**Action item**
Go through the listing beneath this task and return every line that carries the string "text".

**Data**
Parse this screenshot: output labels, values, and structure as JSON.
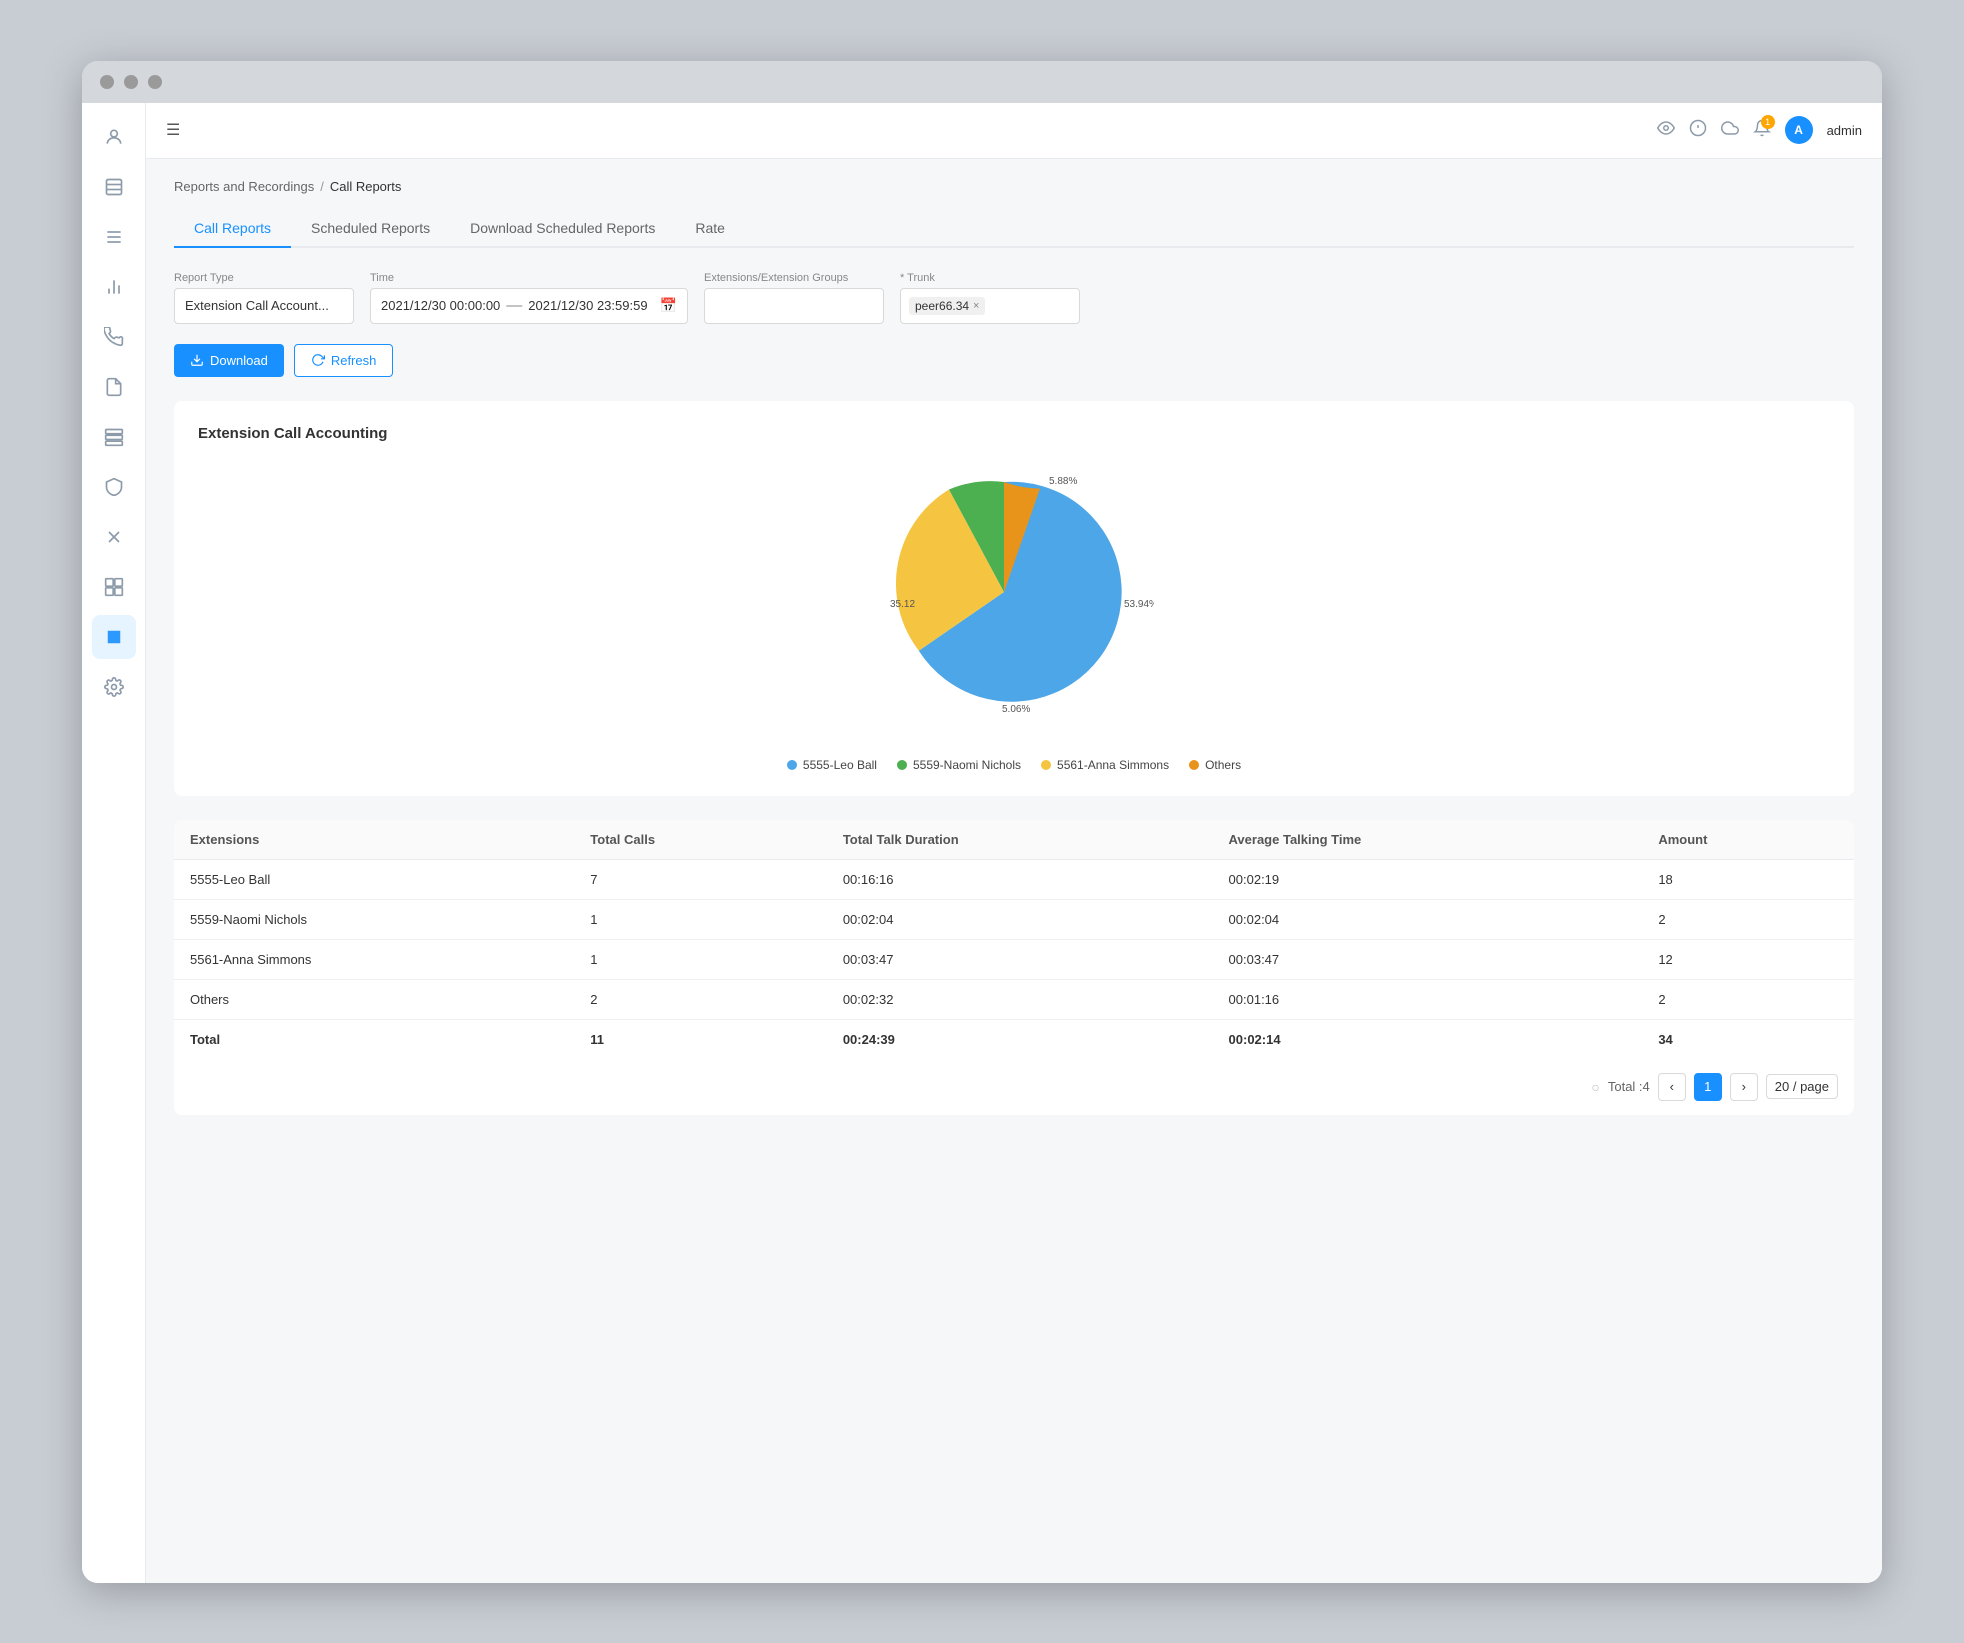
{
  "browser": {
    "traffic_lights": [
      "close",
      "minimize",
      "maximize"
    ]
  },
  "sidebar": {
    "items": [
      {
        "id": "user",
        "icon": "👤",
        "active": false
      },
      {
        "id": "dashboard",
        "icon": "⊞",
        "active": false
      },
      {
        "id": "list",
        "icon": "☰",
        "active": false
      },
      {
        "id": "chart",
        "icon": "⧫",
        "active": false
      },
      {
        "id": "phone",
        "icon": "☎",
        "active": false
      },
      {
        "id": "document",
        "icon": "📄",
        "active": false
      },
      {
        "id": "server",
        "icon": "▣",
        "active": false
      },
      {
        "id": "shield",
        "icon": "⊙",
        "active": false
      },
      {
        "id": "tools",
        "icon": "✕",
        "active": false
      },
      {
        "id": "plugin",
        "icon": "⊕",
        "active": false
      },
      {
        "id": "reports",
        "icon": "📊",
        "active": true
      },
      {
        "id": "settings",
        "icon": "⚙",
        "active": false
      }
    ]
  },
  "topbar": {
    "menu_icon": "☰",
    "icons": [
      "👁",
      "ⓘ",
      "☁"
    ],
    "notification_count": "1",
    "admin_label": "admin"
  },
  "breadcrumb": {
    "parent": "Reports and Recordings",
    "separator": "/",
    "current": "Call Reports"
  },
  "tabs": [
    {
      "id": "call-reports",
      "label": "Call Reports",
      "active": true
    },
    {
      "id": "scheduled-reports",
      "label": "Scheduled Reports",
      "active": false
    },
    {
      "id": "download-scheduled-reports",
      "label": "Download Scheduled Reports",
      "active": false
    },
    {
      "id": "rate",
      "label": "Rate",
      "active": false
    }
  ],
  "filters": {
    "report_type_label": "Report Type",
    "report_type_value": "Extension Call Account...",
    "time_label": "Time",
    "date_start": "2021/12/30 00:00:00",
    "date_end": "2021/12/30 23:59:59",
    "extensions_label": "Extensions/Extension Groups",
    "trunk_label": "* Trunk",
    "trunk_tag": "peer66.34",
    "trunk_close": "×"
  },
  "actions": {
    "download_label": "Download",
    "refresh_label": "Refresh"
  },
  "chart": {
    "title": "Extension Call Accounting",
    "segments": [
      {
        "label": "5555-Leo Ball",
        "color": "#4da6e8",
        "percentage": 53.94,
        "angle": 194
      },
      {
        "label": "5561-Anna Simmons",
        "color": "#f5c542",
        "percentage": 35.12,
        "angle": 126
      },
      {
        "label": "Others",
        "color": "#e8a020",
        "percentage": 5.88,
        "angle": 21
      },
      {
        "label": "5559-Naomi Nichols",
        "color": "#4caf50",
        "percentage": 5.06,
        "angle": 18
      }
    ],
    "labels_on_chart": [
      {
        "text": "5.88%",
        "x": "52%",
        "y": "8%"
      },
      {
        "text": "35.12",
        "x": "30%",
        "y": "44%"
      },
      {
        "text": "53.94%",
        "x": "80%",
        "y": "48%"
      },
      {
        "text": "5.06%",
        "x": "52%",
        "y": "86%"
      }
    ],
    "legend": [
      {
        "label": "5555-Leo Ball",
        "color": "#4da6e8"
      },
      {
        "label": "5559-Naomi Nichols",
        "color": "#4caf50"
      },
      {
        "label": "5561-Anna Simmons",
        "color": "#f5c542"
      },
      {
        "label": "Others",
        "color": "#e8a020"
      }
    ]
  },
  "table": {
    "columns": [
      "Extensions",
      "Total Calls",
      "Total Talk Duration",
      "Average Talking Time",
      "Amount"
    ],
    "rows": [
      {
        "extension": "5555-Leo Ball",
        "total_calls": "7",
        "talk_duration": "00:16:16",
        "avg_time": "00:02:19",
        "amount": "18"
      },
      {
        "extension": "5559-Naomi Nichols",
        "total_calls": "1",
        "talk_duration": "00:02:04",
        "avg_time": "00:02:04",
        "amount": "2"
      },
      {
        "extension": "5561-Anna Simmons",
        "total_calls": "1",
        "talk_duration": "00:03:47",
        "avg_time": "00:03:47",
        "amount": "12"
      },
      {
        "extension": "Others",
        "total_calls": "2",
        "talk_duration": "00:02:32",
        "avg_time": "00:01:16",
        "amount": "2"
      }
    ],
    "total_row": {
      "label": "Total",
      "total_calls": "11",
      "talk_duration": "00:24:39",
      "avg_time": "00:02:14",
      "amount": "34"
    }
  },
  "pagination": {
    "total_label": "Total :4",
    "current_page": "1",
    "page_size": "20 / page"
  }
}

**Expected output**
        "text": "5.88%",
        "text": "35.12",
        "text": "53.94%",
        "text": "5.06%",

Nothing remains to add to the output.